where the buru birdie sings,

we could share a bubble pipe

and talk of grown-up things.

 

“Isn’t summer bright?” I’d say.

“Yes sir,” you’d reply,

pretending it was really fun

to stare into the sky.

 

“Isn’t coffee nice and hot?”

“Oh, indeed it is –

certainly much better than

a tin of Lemon Fizz.”

 

“Aren’t the monkeys fierce and quick?”

“Too too true, they are.

Why, just the other afternoon

they chased me in their car.”

 

“I made twenty jewels today,

For sweeping up the zoo.”

“For looking through a telescope,

I made twenty-two.”

 

In the shade of the baobab tree,

where the buru birdie sings,

we’d lay down our bubble pipe,

tired of grown-up things,

and join the little monkeys

on their big banana swings.

 

 

THE DUSKY-LEAF MONKEY

The dusky-leaf monkey, he came from afar,

curled up in the lid of a cinnamon jar.

He sailed the pale ocean on lily-moon beams,

to sprinkle our noses with sweet-smelling dreams.

And now the foul night-smelling ghosts are no more!

O lavender pillows! O peppermint snores!

It’s wonderful what the wee monkey one did,

our dusky-leaf friend, in a cinnamon lid!

                                                                                    

From Monkey Shines: Night Poems, an unpublished collection of poetry for children.

THE FLUPPERKINS OF WIMBLY LIGHT

[Cleaning out an old valise, I rediscovered, in a nest of stale almonds, this long-forgotten odd poem for children. I don’t remember what a Flupperkin is, exactly. I’ll have to think about that.]

 

The Flupperkins of Wimbly Light,

they’re not quite wrong –

but they’re not quite right.

All night they sing “The Happy Song,”

as they flupper along on fluffy feet:

 

“The moon is high, the cake is sweet!”

“Oh, let us wander down the street!”

 

“If we trip, we’ll spill our tea.”

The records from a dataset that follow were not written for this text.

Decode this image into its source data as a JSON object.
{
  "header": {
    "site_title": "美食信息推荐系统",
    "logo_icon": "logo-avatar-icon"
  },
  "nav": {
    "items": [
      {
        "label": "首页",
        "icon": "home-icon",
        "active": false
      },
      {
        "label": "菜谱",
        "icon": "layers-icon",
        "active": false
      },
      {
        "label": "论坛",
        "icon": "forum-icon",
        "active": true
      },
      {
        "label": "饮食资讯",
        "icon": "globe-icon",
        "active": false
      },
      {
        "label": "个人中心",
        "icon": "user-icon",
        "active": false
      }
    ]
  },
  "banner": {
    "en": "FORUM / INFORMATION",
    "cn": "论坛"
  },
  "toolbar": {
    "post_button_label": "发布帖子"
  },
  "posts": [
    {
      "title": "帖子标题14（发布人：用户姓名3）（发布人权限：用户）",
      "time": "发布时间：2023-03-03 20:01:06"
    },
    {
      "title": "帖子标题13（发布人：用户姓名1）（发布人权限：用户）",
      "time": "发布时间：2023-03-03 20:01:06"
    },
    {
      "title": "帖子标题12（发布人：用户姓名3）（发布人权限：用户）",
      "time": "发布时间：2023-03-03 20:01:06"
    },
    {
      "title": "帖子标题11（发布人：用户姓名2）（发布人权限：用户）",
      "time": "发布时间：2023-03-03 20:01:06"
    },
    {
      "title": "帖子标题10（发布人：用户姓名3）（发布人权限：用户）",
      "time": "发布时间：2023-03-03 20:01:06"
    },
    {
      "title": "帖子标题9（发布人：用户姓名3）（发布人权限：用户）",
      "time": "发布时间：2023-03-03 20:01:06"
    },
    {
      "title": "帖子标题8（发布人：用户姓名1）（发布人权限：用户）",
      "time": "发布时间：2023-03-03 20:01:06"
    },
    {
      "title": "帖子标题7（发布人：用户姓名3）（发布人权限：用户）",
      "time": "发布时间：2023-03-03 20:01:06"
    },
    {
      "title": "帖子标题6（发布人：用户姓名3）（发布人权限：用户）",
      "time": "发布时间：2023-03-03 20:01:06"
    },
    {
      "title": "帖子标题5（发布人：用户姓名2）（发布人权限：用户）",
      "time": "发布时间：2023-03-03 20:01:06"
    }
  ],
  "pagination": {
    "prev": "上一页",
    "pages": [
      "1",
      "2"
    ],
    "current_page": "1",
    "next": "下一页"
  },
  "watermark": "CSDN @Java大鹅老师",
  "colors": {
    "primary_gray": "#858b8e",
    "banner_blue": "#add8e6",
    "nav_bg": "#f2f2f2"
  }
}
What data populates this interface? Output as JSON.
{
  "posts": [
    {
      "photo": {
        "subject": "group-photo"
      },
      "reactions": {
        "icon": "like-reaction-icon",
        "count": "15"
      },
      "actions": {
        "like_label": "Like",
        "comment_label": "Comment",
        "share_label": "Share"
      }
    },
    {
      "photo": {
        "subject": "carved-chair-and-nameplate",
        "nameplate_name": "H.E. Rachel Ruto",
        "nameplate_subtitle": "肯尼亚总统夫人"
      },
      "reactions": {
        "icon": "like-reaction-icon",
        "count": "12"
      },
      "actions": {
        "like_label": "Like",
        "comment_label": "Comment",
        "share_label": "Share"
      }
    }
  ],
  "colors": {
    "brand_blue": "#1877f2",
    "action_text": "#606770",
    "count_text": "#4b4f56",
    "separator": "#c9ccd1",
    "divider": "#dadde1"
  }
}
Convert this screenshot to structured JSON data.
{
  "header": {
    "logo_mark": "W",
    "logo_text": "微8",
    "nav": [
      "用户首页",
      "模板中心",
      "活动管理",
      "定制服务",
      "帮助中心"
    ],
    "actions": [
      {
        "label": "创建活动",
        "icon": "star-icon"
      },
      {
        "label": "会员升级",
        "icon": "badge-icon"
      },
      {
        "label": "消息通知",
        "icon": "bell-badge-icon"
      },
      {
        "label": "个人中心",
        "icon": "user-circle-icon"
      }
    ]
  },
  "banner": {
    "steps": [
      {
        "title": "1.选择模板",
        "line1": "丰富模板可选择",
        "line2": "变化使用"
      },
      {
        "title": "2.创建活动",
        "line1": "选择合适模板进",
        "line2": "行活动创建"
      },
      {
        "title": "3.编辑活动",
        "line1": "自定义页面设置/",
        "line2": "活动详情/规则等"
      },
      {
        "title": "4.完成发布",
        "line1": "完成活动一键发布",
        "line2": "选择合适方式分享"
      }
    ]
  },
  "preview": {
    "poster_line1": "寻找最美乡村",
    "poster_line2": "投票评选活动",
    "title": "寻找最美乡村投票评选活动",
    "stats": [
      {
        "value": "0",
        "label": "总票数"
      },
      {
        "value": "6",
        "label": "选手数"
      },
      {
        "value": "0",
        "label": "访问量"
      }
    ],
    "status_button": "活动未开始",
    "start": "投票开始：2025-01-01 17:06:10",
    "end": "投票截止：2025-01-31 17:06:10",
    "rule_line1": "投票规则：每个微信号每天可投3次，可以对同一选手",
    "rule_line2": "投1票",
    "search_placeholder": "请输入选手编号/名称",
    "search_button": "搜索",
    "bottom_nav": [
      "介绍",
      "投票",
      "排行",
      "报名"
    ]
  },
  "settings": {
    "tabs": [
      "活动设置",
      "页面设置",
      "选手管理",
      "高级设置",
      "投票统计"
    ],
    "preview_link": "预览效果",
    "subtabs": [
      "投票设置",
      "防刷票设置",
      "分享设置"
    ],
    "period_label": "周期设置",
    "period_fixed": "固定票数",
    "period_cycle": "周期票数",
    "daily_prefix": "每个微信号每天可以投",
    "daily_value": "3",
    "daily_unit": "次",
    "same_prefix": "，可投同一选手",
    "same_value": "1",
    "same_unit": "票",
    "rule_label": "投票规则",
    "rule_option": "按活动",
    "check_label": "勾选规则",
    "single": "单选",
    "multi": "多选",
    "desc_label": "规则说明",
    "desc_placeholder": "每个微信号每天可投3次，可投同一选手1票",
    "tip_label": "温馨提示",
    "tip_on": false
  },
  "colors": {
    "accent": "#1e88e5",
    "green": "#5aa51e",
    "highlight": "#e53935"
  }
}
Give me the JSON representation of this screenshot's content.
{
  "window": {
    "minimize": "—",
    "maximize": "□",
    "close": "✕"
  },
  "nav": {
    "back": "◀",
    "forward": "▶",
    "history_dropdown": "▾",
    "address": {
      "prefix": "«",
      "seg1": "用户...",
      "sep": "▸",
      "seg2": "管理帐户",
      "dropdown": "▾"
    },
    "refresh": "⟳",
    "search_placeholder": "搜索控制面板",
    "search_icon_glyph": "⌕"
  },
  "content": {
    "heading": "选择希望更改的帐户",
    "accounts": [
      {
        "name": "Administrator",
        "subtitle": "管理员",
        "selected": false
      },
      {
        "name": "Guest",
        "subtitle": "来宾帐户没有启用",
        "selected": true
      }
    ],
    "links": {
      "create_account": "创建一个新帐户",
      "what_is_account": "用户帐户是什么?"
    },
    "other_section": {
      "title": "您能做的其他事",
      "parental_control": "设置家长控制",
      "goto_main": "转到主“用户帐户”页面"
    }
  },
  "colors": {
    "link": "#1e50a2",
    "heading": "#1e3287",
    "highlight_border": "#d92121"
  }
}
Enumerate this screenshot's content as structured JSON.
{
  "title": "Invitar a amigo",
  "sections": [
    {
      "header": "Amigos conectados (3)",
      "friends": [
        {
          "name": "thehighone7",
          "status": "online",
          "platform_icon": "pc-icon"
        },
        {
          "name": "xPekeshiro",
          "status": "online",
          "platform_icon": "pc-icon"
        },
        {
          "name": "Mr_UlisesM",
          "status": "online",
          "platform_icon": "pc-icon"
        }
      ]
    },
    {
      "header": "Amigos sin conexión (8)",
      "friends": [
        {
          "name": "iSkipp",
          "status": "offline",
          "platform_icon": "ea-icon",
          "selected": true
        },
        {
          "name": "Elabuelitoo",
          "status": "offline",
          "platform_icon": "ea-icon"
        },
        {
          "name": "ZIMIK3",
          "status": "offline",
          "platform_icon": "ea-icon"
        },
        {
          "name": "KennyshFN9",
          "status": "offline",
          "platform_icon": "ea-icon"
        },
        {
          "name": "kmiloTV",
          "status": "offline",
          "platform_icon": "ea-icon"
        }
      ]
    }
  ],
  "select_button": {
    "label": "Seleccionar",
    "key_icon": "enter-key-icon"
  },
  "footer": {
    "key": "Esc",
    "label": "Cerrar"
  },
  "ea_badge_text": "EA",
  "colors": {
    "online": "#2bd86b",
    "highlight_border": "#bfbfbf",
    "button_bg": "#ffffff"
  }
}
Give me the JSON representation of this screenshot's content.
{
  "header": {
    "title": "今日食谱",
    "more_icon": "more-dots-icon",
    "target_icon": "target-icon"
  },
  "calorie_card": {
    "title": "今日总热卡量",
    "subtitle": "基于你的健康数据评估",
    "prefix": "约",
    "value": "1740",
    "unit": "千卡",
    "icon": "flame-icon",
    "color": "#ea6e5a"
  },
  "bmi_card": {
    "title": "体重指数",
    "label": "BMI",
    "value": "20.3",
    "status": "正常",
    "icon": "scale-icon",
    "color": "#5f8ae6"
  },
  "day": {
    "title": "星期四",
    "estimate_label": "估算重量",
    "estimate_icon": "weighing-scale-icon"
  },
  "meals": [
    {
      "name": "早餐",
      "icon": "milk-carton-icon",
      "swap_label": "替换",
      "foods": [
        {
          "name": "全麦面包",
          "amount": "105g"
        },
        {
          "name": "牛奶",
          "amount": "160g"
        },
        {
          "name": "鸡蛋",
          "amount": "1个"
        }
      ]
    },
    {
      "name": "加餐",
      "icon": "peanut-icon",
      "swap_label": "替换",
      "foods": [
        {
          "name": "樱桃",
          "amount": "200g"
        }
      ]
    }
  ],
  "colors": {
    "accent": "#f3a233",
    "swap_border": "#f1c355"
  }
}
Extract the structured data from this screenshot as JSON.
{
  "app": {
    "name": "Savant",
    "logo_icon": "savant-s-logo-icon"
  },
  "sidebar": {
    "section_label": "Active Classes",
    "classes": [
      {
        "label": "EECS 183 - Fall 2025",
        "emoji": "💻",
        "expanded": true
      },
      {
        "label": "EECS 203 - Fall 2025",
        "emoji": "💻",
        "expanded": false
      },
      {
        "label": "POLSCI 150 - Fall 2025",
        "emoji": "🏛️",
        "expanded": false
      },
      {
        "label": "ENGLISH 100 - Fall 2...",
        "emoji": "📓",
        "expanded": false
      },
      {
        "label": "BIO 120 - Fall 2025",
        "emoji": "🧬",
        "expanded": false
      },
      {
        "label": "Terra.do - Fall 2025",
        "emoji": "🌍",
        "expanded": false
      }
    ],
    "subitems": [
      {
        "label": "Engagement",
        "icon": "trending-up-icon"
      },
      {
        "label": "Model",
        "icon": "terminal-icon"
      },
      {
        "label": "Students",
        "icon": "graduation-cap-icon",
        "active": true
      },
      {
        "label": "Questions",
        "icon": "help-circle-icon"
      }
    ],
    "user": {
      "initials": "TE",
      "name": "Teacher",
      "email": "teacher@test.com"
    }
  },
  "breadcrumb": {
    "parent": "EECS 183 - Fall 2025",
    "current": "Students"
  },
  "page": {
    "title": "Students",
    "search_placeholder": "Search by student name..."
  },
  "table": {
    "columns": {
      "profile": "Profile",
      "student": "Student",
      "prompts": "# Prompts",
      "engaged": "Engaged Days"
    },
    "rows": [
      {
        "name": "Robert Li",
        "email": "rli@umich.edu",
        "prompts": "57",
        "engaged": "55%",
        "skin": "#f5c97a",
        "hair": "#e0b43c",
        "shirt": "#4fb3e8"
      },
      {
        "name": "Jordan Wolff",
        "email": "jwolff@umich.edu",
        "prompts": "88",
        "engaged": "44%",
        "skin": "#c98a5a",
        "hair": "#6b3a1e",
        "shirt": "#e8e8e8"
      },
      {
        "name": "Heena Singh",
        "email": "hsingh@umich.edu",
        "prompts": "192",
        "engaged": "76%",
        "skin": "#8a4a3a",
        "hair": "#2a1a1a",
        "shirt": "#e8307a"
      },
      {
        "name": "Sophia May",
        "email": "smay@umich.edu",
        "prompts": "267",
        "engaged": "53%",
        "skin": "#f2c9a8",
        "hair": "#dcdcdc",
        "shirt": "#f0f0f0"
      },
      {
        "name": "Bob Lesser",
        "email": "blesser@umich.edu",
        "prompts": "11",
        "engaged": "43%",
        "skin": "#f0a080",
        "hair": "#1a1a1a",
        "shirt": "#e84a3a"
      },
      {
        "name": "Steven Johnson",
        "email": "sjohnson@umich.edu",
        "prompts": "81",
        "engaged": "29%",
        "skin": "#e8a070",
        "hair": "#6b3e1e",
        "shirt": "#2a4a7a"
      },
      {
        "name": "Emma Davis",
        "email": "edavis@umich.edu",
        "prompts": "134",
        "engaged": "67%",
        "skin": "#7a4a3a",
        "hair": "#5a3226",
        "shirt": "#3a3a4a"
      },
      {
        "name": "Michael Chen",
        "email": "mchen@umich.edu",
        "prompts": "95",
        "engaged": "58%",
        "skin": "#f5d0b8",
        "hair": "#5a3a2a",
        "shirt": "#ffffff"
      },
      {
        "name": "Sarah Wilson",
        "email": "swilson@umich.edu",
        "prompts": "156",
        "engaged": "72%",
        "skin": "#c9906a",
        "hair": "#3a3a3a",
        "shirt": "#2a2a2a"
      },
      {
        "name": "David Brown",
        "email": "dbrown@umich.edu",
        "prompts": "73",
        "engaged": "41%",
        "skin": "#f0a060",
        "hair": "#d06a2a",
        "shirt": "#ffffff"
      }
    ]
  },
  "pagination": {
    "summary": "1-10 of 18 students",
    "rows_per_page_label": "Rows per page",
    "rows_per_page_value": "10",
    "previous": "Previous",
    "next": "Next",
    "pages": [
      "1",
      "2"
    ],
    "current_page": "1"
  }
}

“But if we don’t, then you and me – ”

 

“Can both go splashing in the sea!”

“Take my hand, or – ”

 

“Take my nose – ”

“Just takes it everywhere you goes!”

 

“Tie a pink string ’round your head – ”

“So it doesn’t float away.”

 

“Oh what a flumpy, fimbly, wimbly – ”

“Fluppery summer’s day!”

 

“Except it’s night.”

“Oh – right!”